§ **Data excerpts**

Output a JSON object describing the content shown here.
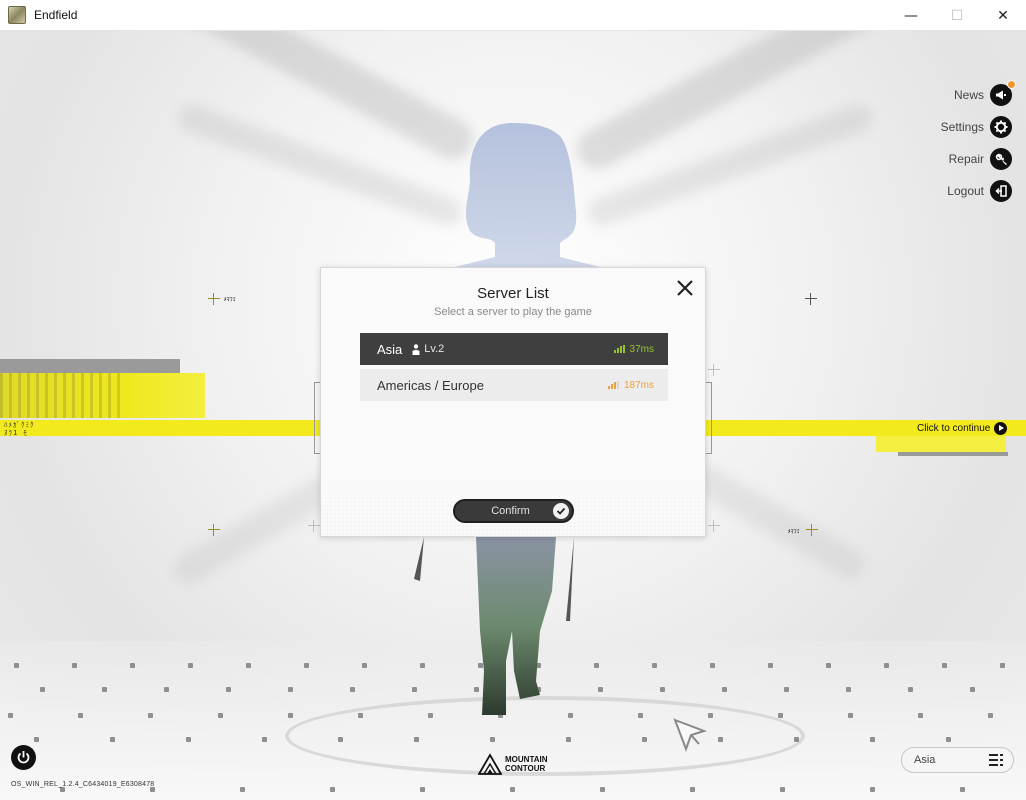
{
  "window": {
    "title": "Endfield",
    "minimize": "—",
    "maximize": "☐",
    "close": "✕"
  },
  "side_menu": [
    {
      "label": "News",
      "icon": "megaphone-icon"
    },
    {
      "label": "Settings",
      "icon": "gear-icon"
    },
    {
      "label": "Repair",
      "icon": "wrench-icon"
    },
    {
      "label": "Logout",
      "icon": "logout-icon"
    }
  ],
  "banner": {
    "click_to_continue": "Click to continue",
    "left_code": "ﾊﾒｶﾞｸﾐｸ\nﾇﾗ1 ﾓ",
    "micro_label": "ﾒﾏﾌﾐ"
  },
  "dialog": {
    "title": "Server List",
    "subtitle": "Select a server to play the game",
    "servers": [
      {
        "name": "Asia",
        "level": "Lv.2",
        "ping": "37ms",
        "ping_color": "#93c52a",
        "selected": true
      },
      {
        "name": "Americas / Europe",
        "level": "",
        "ping": "187ms",
        "ping_color": "#eaa23d",
        "selected": false
      }
    ],
    "confirm": "Confirm"
  },
  "footer": {
    "build": "OS_WIN_REL_1.2.4_C6434019_E6308478",
    "logo_line1": "MOUNTAIN",
    "logo_line2": "CONTOUR",
    "region": "Asia"
  },
  "colors": {
    "accent_yellow": "#f2ea1c",
    "dark": "#3f3f3f"
  }
}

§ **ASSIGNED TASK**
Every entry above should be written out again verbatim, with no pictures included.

§ **SOLUTION**
Output a JSON object describing the content shown here.
{
  "window": {
    "title": "Endfield",
    "minimize": "—",
    "maximize": "☐",
    "close": "✕"
  },
  "side_menu": [
    {
      "label": "News",
      "icon": "megaphone-icon"
    },
    {
      "label": "Settings",
      "icon": "gear-icon"
    },
    {
      "label": "Repair",
      "icon": "wrench-icon"
    },
    {
      "label": "Logout",
      "icon": "logout-icon"
    }
  ],
  "banner": {
    "click_to_continue": "Click to continue",
    "left_code": "ﾊﾒｶﾞｸﾐｸ\nﾇﾗ1 ﾓ",
    "micro_label": "ﾒﾏﾌﾐ"
  },
  "dialog": {
    "title": "Server List",
    "subtitle": "Select a server to play the game",
    "servers": [
      {
        "name": "Asia",
        "level": "Lv.2",
        "ping": "37ms",
        "ping_color": "#93c52a",
        "selected": true
      },
      {
        "name": "Americas / Europe",
        "level": "",
        "ping": "187ms",
        "ping_color": "#eaa23d",
        "selected": false
      }
    ],
    "confirm": "Confirm"
  },
  "footer": {
    "build": "OS_WIN_REL_1.2.4_C6434019_E6308478",
    "logo_line1": "MOUNTAIN",
    "logo_line2": "CONTOUR",
    "region": "Asia"
  },
  "colors": {
    "accent_yellow": "#f2ea1c",
    "dark": "#3f3f3f"
  }
}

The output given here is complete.